**EXERCISE PROMPT:**
Check each line of the data for "selected", and copy the ones that have it.

**RECORD EXCERPTS:**
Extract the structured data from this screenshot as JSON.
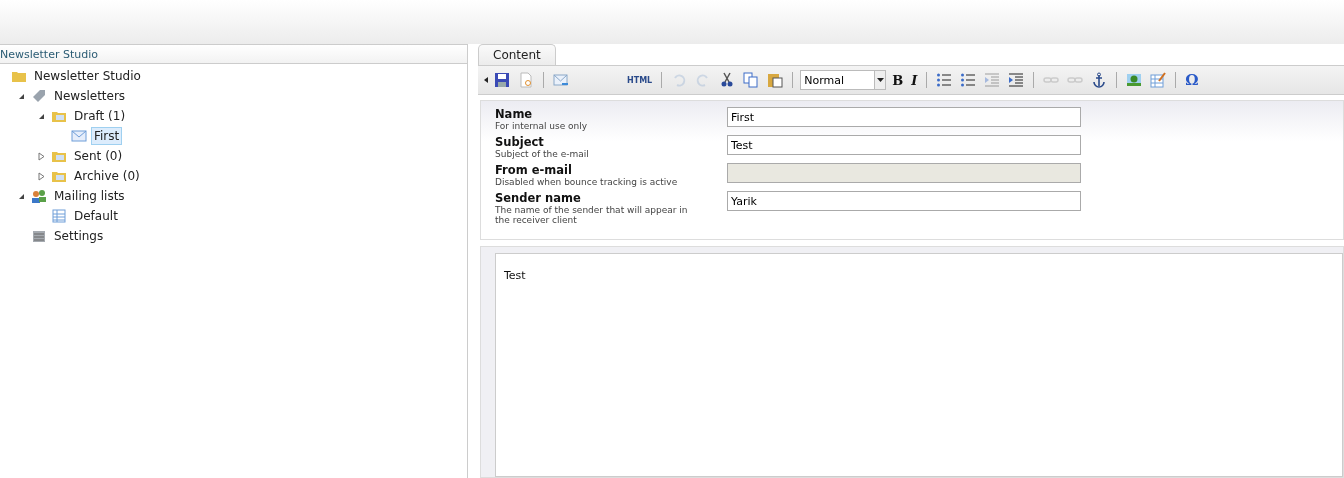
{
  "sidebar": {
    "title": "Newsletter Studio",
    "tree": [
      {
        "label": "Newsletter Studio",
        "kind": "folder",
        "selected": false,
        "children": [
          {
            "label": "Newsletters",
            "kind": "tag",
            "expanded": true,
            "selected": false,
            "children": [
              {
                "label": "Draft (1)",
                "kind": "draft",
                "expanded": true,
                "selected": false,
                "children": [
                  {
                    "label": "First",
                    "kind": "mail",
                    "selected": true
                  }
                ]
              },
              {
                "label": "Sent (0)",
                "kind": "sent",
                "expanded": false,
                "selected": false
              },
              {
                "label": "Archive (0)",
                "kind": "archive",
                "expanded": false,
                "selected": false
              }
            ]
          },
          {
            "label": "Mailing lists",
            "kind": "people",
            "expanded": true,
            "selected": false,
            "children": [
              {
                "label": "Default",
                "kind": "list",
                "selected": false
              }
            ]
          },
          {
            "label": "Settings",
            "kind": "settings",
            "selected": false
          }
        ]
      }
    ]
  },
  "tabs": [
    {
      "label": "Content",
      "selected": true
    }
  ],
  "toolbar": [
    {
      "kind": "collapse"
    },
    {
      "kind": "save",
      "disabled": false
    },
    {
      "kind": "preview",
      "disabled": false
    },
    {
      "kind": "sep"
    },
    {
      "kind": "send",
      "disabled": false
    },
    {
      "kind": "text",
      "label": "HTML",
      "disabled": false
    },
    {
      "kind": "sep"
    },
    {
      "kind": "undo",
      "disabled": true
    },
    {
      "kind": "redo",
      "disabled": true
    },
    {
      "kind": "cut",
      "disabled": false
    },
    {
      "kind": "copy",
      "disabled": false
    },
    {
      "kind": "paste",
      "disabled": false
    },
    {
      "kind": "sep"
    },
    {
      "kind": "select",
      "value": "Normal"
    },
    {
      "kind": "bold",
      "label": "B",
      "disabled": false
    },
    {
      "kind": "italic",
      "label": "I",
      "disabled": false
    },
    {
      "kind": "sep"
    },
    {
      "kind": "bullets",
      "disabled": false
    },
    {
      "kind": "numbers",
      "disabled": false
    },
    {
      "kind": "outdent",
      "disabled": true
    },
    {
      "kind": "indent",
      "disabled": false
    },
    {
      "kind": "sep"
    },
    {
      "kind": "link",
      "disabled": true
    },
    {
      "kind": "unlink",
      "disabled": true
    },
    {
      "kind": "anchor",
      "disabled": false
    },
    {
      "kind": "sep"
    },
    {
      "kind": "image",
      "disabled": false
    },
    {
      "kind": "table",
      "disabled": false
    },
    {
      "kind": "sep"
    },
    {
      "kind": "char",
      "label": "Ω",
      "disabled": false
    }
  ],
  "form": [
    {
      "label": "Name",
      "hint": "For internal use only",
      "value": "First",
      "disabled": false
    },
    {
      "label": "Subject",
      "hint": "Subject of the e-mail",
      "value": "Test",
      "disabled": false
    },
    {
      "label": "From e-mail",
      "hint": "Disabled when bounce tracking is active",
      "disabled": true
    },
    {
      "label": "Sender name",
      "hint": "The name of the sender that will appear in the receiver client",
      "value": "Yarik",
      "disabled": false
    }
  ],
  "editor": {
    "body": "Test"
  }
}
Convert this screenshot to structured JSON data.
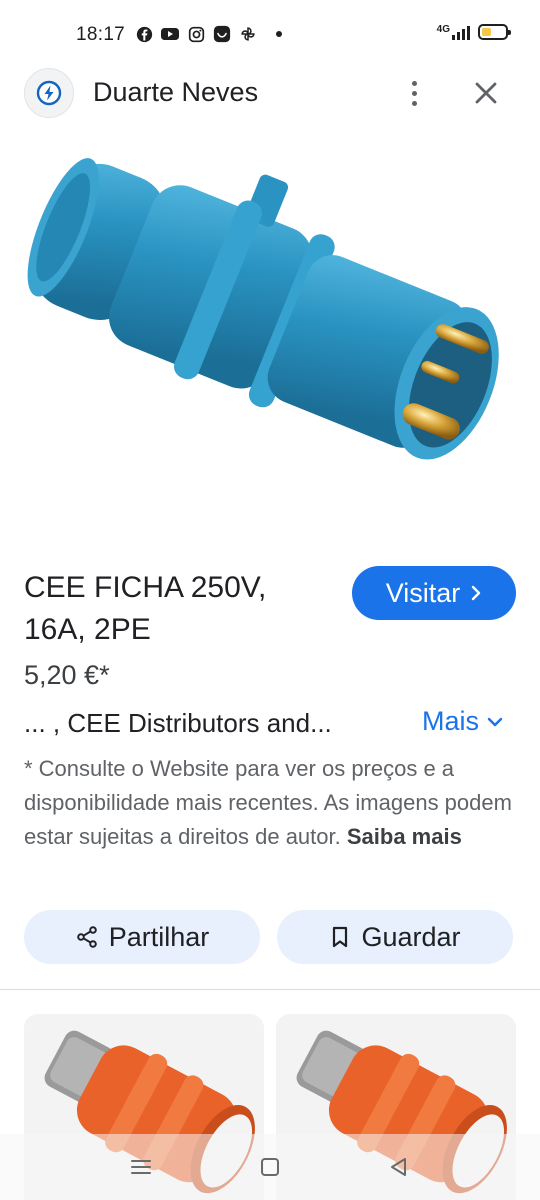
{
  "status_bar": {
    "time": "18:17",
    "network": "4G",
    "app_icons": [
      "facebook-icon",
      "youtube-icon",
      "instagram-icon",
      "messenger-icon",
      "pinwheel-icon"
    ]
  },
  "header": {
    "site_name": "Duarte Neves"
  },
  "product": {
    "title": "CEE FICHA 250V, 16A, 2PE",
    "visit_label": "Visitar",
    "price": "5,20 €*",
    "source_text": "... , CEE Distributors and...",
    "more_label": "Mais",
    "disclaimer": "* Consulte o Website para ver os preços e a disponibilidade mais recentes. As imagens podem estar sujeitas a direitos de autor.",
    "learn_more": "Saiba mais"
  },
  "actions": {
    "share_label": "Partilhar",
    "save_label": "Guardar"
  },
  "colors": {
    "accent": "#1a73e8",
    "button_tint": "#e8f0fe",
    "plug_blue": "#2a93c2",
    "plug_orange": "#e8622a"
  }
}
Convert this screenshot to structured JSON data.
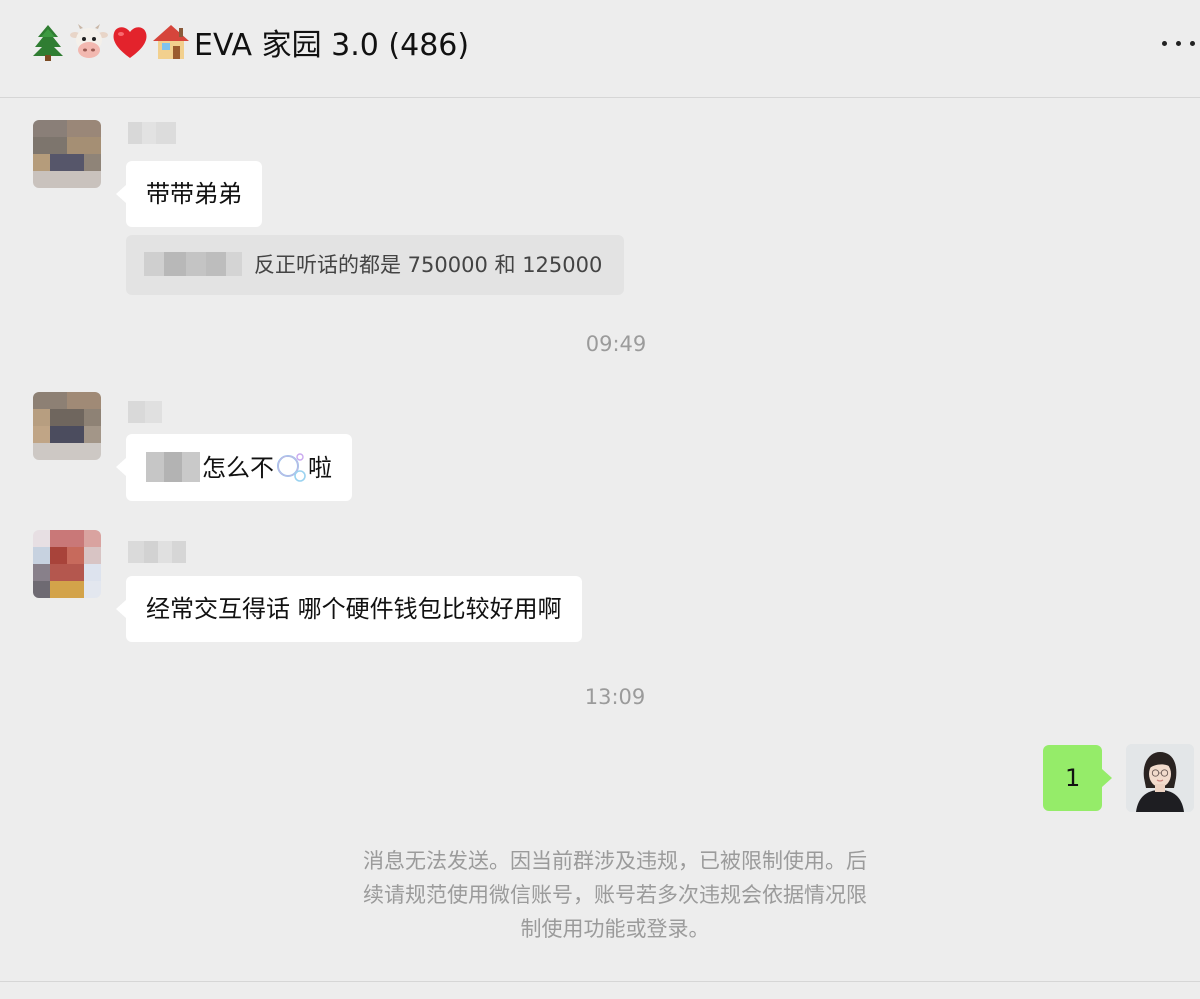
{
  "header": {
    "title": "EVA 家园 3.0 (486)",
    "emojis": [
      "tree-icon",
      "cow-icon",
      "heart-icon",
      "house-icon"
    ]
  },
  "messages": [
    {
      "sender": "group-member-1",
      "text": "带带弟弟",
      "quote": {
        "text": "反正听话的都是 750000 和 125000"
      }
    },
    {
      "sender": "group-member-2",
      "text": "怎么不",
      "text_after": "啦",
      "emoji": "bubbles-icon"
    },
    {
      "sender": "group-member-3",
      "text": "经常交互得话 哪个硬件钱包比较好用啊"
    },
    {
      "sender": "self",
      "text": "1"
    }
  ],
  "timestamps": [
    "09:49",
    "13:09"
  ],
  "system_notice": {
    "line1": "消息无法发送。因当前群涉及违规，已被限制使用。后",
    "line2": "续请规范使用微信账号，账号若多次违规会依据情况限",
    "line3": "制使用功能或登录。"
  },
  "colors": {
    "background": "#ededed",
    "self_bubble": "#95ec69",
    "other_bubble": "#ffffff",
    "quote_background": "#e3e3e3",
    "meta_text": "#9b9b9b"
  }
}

**TASK OUTPUT:**
        "selected": false,
            "selected": false,
                "selected": false,
                    "selected": true
                "selected": false
                "selected": false
            "selected": false,
                "selected": false
            "selected": false
      "selected": true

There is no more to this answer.